§ YOUR INSTRUCTIONS
Give back the records below verbatim, please, but without a single image.

§ PROVIDED INFORMATION
[Start of section]
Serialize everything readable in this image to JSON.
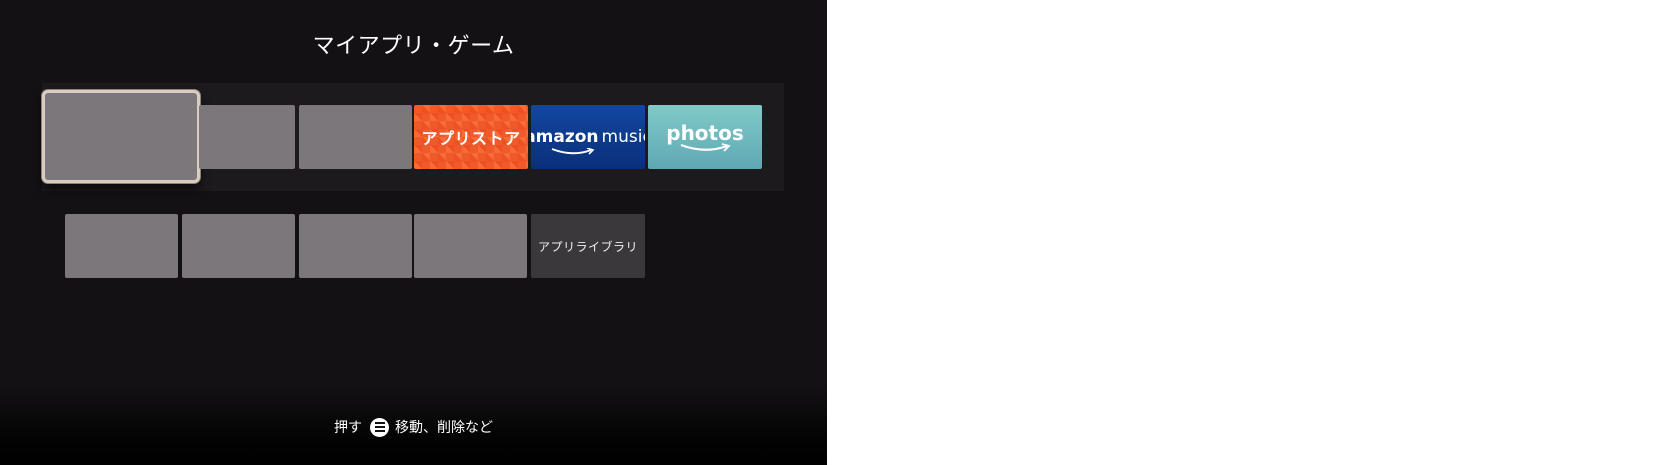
{
  "screen": {
    "title": "マイアプリ・ゲーム"
  },
  "row1": {
    "app_store_label": "アプリストア",
    "music_brand": "amazon",
    "music_label": "music",
    "photos_label": "photos"
  },
  "row2": {
    "library_label": "アプリライブラリ"
  },
  "hint": {
    "press_label": "押す",
    "action_label": "移動、削除など",
    "icon": "menu-icon"
  },
  "colors": {
    "background": "#141114",
    "placeholder_tile": "#7b777b",
    "focus_border": "#d8cdbf",
    "app_store": "#f05a2a",
    "amazon_music": "#1247a0",
    "photos": "#80cac9",
    "library_tile": "#3b383b"
  }
}
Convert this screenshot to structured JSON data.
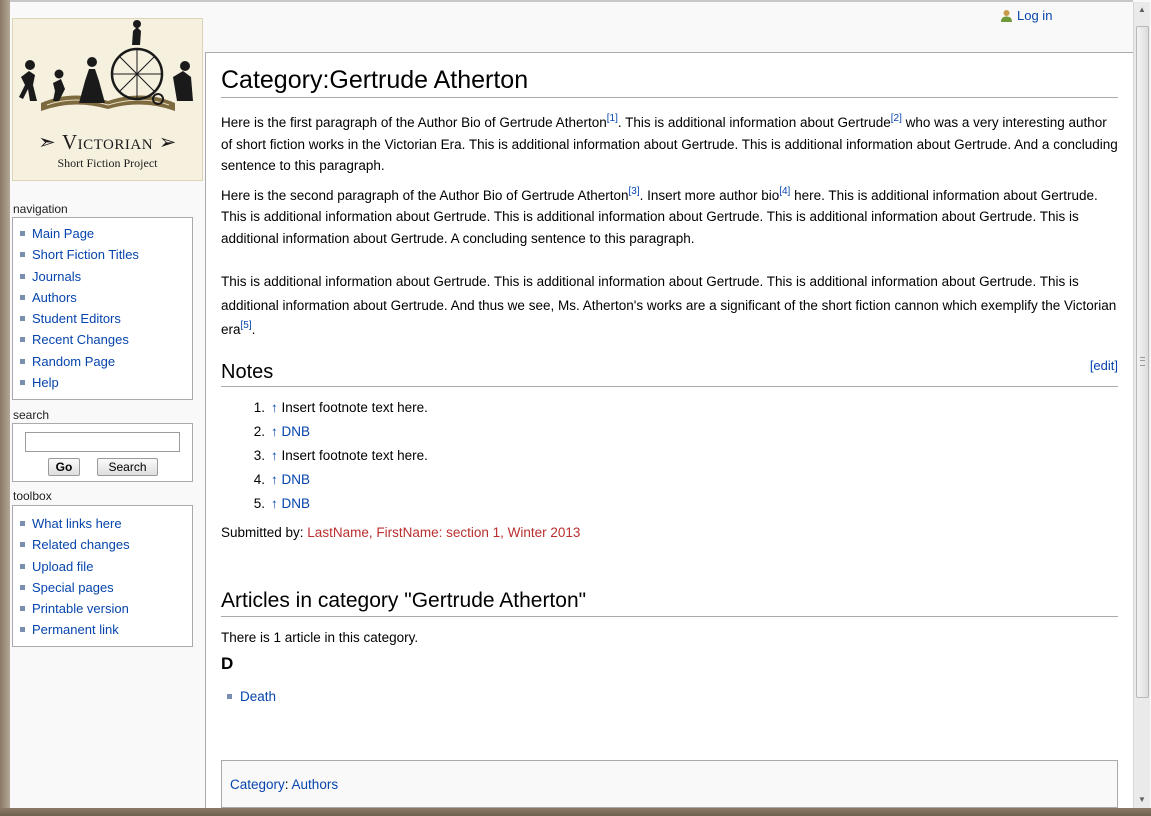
{
  "user_menu": {
    "login_label": "Log in"
  },
  "logo": {
    "title": "Victorian",
    "subtitle": "Short Fiction Project"
  },
  "navigation": {
    "heading": "navigation",
    "items": [
      "Main Page",
      "Short Fiction Titles",
      "Journals",
      "Authors",
      "Student Editors",
      "Recent Changes",
      "Random Page",
      "Help"
    ]
  },
  "search": {
    "heading": "search",
    "go_label": "Go",
    "search_label": "Search",
    "input_value": ""
  },
  "toolbox": {
    "heading": "toolbox",
    "items": [
      "What links here",
      "Related changes",
      "Upload file",
      "Special pages",
      "Printable version",
      "Permanent link"
    ]
  },
  "page": {
    "title": "Category:Gertrude Atherton",
    "para1": {
      "a": "Here is the first paragraph of the Author Bio of Gertrude Atherton",
      "ref1": "[1]",
      "b": ". This is additional information about Gertrude",
      "ref2": "[2]",
      "c": " who was a very interesting author of short fiction works in the Victorian Era. This is additional information about Gertrude. This is additional information about Gertrude. And a concluding sentence to this paragraph."
    },
    "para2": {
      "a": "Here is the second paragraph of the Author Bio of Gertrude Atherton",
      "ref3": "[3]",
      "b": ". Insert more author bio",
      "ref4": "[4]",
      "c": " here. This is additional information about Gertrude. This is additional information about Gertrude. This is additional information about Gertrude. This is additional information about Gertrude. This is additional information about Gertrude. A concluding sentence to this paragraph."
    },
    "para3": {
      "a": "This is additional information about Gertrude. This is additional information about Gertrude. This is additional information about Gertrude. This is additional information about Gertrude. And thus we see, Ms. Atherton's works are a significant of the short fiction cannon which exemplify the Victorian era",
      "ref5": "[5]",
      "b": "."
    },
    "notes_heading": "Notes",
    "edit_label": "[edit]",
    "notes": [
      {
        "num": "1.",
        "arrow": "↑",
        "text": "Insert footnote text here.",
        "is_link": false
      },
      {
        "num": "2.",
        "arrow": "↑",
        "text": "DNB",
        "is_link": true
      },
      {
        "num": "3.",
        "arrow": "↑",
        "text": "Insert footnote text here.",
        "is_link": false
      },
      {
        "num": "4.",
        "arrow": "↑",
        "text": "DNB",
        "is_link": true
      },
      {
        "num": "5.",
        "arrow": "↑",
        "text": "DNB",
        "is_link": true
      }
    ],
    "submitted_prefix": "Submitted by: ",
    "submitted_link": "LastName, FirstName: section 1, Winter 2013",
    "category_heading": "Articles in category \"Gertrude Atherton\"",
    "category_count": "There is 1 article in this category.",
    "letter_heading": "D",
    "articles": [
      "Death"
    ],
    "catlinks_prefix": "Category",
    "catlinks_sep": ": ",
    "catlinks_item": "Authors"
  },
  "colors": {
    "link": "#0645ad",
    "new_link": "#ba2f2f",
    "border": "#aaaaaa"
  }
}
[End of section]
§ ANSWER BELOW
Serialize everything readable in this image to JSON.
{
  "screen": {
    "title": "マイアプリ・ゲーム"
  },
  "row1": {
    "app_store_label": "アプリストア",
    "music_brand": "amazon",
    "music_label": "music",
    "photos_label": "photos"
  },
  "row2": {
    "library_label": "アプリライブラリ"
  },
  "hint": {
    "press_label": "押す",
    "action_label": "移動、削除など",
    "icon": "menu-icon"
  },
  "colors": {
    "background": "#141114",
    "placeholder_tile": "#7b777b",
    "focus_border": "#d8cdbf",
    "app_store": "#f05a2a",
    "amazon_music": "#1247a0",
    "photos": "#80cac9",
    "library_tile": "#3b383b"
  }
}
Convert this screenshot to structured JSON data.
{
  "user_menu": {
    "login_label": "Log in"
  },
  "logo": {
    "title": "Victorian",
    "subtitle": "Short Fiction Project"
  },
  "navigation": {
    "heading": "navigation",
    "items": [
      "Main Page",
      "Short Fiction Titles",
      "Journals",
      "Authors",
      "Student Editors",
      "Recent Changes",
      "Random Page",
      "Help"
    ]
  },
  "search": {
    "heading": "search",
    "go_label": "Go",
    "search_label": "Search",
    "input_value": ""
  },
  "toolbox": {
    "heading": "toolbox",
    "items": [
      "What links here",
      "Related changes",
      "Upload file",
      "Special pages",
      "Printable version",
      "Permanent link"
    ]
  },
  "page": {
    "title": "Category:Gertrude Atherton",
    "para1": {
      "a": "Here is the first paragraph of the Author Bio of Gertrude Atherton",
      "ref1": "[1]",
      "b": ". This is additional information about Gertrude",
      "ref2": "[2]",
      "c": " who was a very interesting author of short fiction works in the Victorian Era. This is additional information about Gertrude. This is additional information about Gertrude. And a concluding sentence to this paragraph."
    },
    "para2": {
      "a": "Here is the second paragraph of the Author Bio of Gertrude Atherton",
      "ref3": "[3]",
      "b": ". Insert more author bio",
      "ref4": "[4]",
      "c": " here. This is additional information about Gertrude. This is additional information about Gertrude. This is additional information about Gertrude. This is additional information about Gertrude. This is additional information about Gertrude. A concluding sentence to this paragraph."
    },
    "para3": {
      "a": "This is additional information about Gertrude. This is additional information about Gertrude. This is additional information about Gertrude. This is additional information about Gertrude. And thus we see, Ms. Atherton's works are a significant of the short fiction cannon which exemplify the Victorian era",
      "ref5": "[5]",
      "b": "."
    },
    "notes_heading": "Notes",
    "edit_label": "[edit]",
    "notes": [
      {
        "num": "1.",
        "arrow": "↑",
        "text": "Insert footnote text here.",
        "is_link": false
      },
      {
        "num": "2.",
        "arrow": "↑",
        "text": "DNB",
        "is_link": true
      },
      {
        "num": "3.",
        "arrow": "↑",
        "text": "Insert footnote text here.",
        "is_link": false
      },
      {
        "num": "4.",
        "arrow": "↑",
        "text": "DNB",
        "is_link": true
      },
      {
        "num": "5.",
        "arrow": "↑",
        "text": "DNB",
        "is_link": true
      }
    ],
    "submitted_prefix": "Submitted by: ",
    "submitted_link": "LastName, FirstName: section 1, Winter 2013",
    "category_heading": "Articles in category \"Gertrude Atherton\"",
    "category_count": "There is 1 article in this category.",
    "letter_heading": "D",
    "articles": [
      "Death"
    ],
    "catlinks_prefix": "Category",
    "catlinks_sep": ": ",
    "catlinks_item": "Authors"
  },
  "colors": {
    "link": "#0645ad",
    "new_link": "#ba2f2f",
    "border": "#aaaaaa"
  }
}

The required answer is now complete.